Now summer is here there are plenty of luscious berries in the shops. I have been experimenting using soft fruit in scones. Many American muffin recipes include soft fruit – blueberry muffins being the most popular. Blueberries work well in scones too. I have combined them with lime to add tartness to contrast with the sweet fruit.
Blueberry and Lime scones are delicious served with clotted cream and blueberry jam but are even better when served with clotted cream and homemade blueberry and lime curd, so make sure you also try my recipe below.
Before you make the scones check out my scone making tips below, and also see my basic plain scone recipe.
Blueberry and Lime Scones RecipeDifficulty: Easy
Self Raising Flour (1lb / 450gms / 3 cups)
Softened Butter (4oz / 110gms / 1/2 cup)
Castor Sugar (4oz / 110gms / 1/2 cup)
Baking Powder (2 teaspoons)
Full Cream Milk (1/2 pint / 300mls / 1 1/3 cups)
Fresh Blueberries (6oz / 165gms / 1 cup)
2 Limes – zest and juice
- Sieve flour / half the sugar, baking powder into a large bowl.
- Add softened butter and rub in until mixture resembles fine breadcrumbs.
- Stir in blueberries and lime zest.
- Mix to a soft dough with the milk adding a little more if necessary. The dough should be soft and sticky.
- Turn mixture onto a floured working surface and knead lightly until smooth.
- Pat out to approximately 1 1/2 inches / 4 cm thick.
- Cut out using a metal cutter dipped in flour. The number of scones will depend on the size of your cutter. I use a 2 1/2 inch (6cm) cutter.
- Place scones on a floured baking tray and brush tops with milk.
- Bake in a pre-heated oven 220 C, (fan assisted 200 C), 450 F, Gas Mark 7 for about 20 minutes until well risen and golden brown.
- While the scones are cooking make the lime glaze. Stir the rest of the sugar into the lime juice to make a syrup.
- When the scones come out of the oven drizzle the lime syrup over them using a teaspoon.
- Cool on a tray lined with a tea towel and cover with another tea towel.
- You can make blueberry and lemon scones by substituting one large lemon for the two limes.
Blueberry and Lime Curd Recipe
The weight of the ingredients in this recipe is given only in grams because I use a 500gms packet of frozen blueberries.

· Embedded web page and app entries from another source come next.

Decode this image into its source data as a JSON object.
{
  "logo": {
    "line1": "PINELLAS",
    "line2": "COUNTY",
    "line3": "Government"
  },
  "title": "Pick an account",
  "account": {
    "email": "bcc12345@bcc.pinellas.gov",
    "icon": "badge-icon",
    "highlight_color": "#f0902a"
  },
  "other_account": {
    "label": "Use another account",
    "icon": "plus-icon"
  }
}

Frozen Blueberries (500gms)
Sugar Granulated (75gms – 150gms). If you like your curd tart use the smaller amount.
3 limes – zest and juice
4 eggs (large)
- Put the blueberries in a pan with a tablespoon of water and cook over a low heat until very soft.
- Push the cooked blueberries through a sieve into a bowl which will fit on top of a medium saucepan.
- Add the lime zest and juice, the sugar and butter to the blueberry puree. Mix to combine, the heat of the puree should melt the butter.
- Whisk the eggs and add a small amount of the blueberry mixture and whisk. Then add this mixture to the remaining blueberry mixture and whisk thoroughly.
- Place the bowl over a pan of simmering water and whisk until the curd thickens. When it is cooked it should be thick enough to coat the back of a spoon.
- Pour into sterilised jam jars. You will need two 450gms jars. Cover and label with name and date.
- Store in the fridge for up to one month.
Scone Making Tips
- For extra light and fluffy scones replace the milk in the recipe with sour milk, buttermilk or 1/2 yoghurt 1/2 milk.
- Never let a rolling pin near your scones! Gently pat out your dough to the required depth.
- Handle your dough as gently and as little as possible.
- Scone dough should be soft and sticky. It is better to have a dough that is too wet than too dry. If your dough is a little too wet your scones will spread a bit but they will still taste delicious. If your dough is too dry they will look okay but will be crumbly rather than soft inside.
- I think butter and full cream milk make the best scones but you can substitute non dairy alternatives if you need to for dietary reasons.
Scone Eating Tips
- Scones should be eaten on the day they are made, preferably within 8 hours of baking.
- Any leftovers can be frozen very successfully and defrosted in a microwave or wrapped in foil in a hot oven.
- Stale scones ie: day old scones, can be split and toasted. I like toasted scones as much as fresh ones.
- The traditional accompaniments to scones are clotted cream and jam, usually strawberry jam. They are equally good with butter and any good quality jam or other sweet spread. Toasted scones are particularly tasty with marmalade.